This page is unfinished - AO, march -04
Takeda troops defending yamashiro (mountaintop castle). The banners on the tower are taken from an Edo-period woodblock print of the 2nd battle of Kawanakajima (so are historically doubtful), the large orange-and-white banners with black Takeda mon (crests) are flown from Shingen's Tsutsugasaki mansion in Kofu in the film "Kagemusha" - so are probably equally historically incorrect! The banners the troops themselves are flying are historically well founded and one can clearly make out at least troops wearing the white half-moon and star on a red field of the Obu clan, as well as the red, open octagon of Obata Masamori. The ashigaru using a nagae yari (long spear) from the tower has a Takeda mon on his jingasa helmet.
The colour of the mon itself was never specified. The colour for flags were specified, and flags often had mon on them.
The 5 colours usually used on flags were red, blue, yellow, black, white. Other colours (like silver, gold, lime) were also used but not as frequently.
According to Dr. Stephen Turnbull the general rule was:
There are, however, a lot of known flags having different colour schemes so I don't really feel his "general rule" is worth much - IMO it is perhaps more misleading than helpful.
The Takeda mon can be seen at the top of this page (four diamonds arranged as a diamond). The colours it would be presented in was, for each unit under a Takeda goshinrui-shu "family member", apparantly decided by the colour scheme on the uma jirushi (personal banner) that particular individual had chosen for himself. So Anayama Nobukimi (Takeda Shingen's son-in-law) - whose uma jirushi was some black circles and border on blue - used a black-on-blue takeda mon for his troops, and Takeda Nobukado (uma jirushi white takeda mon on blue) used white mon on blue.
Non-family Takeda generals - including close, hereditary retainers from the "go fudai karo shu" group - used their own design on the banners of their troops. For many of these we can assume their uma jirushi, unit standards and sashimono back banners would have had the same design. However, we have information on several commanders who used different designs, or different versions of the same general design.
Heraldry frequently seen during the sengoku period:
Types of heraldry more usually, but not exclusively, seen pre-sengoku:
Other terms related to heraldry:
Somewhere here I should add stuff about

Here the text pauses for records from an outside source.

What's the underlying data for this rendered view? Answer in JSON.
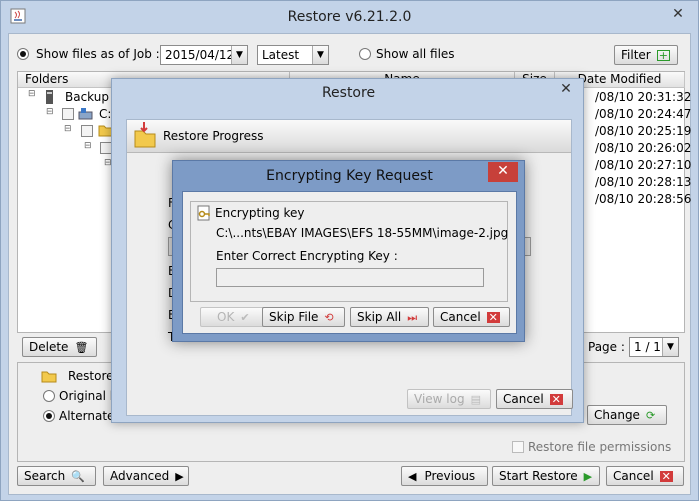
{
  "window": {
    "title": "Restore v6.21.2.0",
    "close_glyph": "✕"
  },
  "top_bar": {
    "show_as_of_job_label": "Show files as of Job :",
    "job_date": "2015/04/12",
    "version_value": "Latest",
    "show_all_label": "Show all files",
    "filter_label": "Filter"
  },
  "table": {
    "headers": {
      "folders": "Folders",
      "name": "Name",
      "size": "Size",
      "date_modified": "Date Modified"
    },
    "tree_root": "Backup S",
    "tree_drive": "C:",
    "dates": [
      "/08/10 20:31:32",
      "/08/10 20:24:47",
      "/08/10 20:25:19",
      "/08/10 20:26:02",
      "/08/10 20:27:10",
      "/08/10 20:28:13",
      "/08/10 20:28:56"
    ]
  },
  "list_controls": {
    "delete_label": "Delete",
    "page_label": "Page :",
    "page_value": "1 / 1"
  },
  "restore_options": {
    "section_label": "Restore",
    "original_label": "Original lo",
    "alternate_label": "Alternate l",
    "change_label": "Change",
    "permissions_label": "Restore file permissions"
  },
  "bottom_bar": {
    "search_label": "Search",
    "advanced_label": "Advanced",
    "previous_label": "Previous",
    "start_restore_label": "Start Restore",
    "cancel_label": "Cancel"
  },
  "restore_dialog": {
    "title": "Restore",
    "close_glyph": "✕",
    "banner": "Restore Progress",
    "row_letters": [
      "F",
      "C",
      "E",
      "D",
      "E",
      "T"
    ],
    "view_log_label": "View log",
    "cancel_label": "Cancel"
  },
  "encrypt_dialog": {
    "title": "Encrypting Key Request",
    "close_glyph": "✕",
    "group_label": "Encrypting key",
    "file_path": "C:\\...nts\\EBAY IMAGES\\EFS 18-55MM\\image-2.jpg",
    "prompt": "Enter Correct Encrypting Key :",
    "key_value": "",
    "ok_label": "OK",
    "skip_file_label": "Skip File",
    "skip_all_label": "Skip All",
    "cancel_label": "Cancel"
  },
  "colors": {
    "accent_green": "#2a9a2a",
    "accent_red": "#d23b3b",
    "title_bar": "#c3d3e8",
    "dialog_blue": "#7d9bc6"
  }
}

This sashimono back banner was presented to Sanada Nobutada by Takeda Shingen himself ("Samurai heraldry").All text and images available under the terms of the GNU Free Documentation License       firstname.lastname@example.org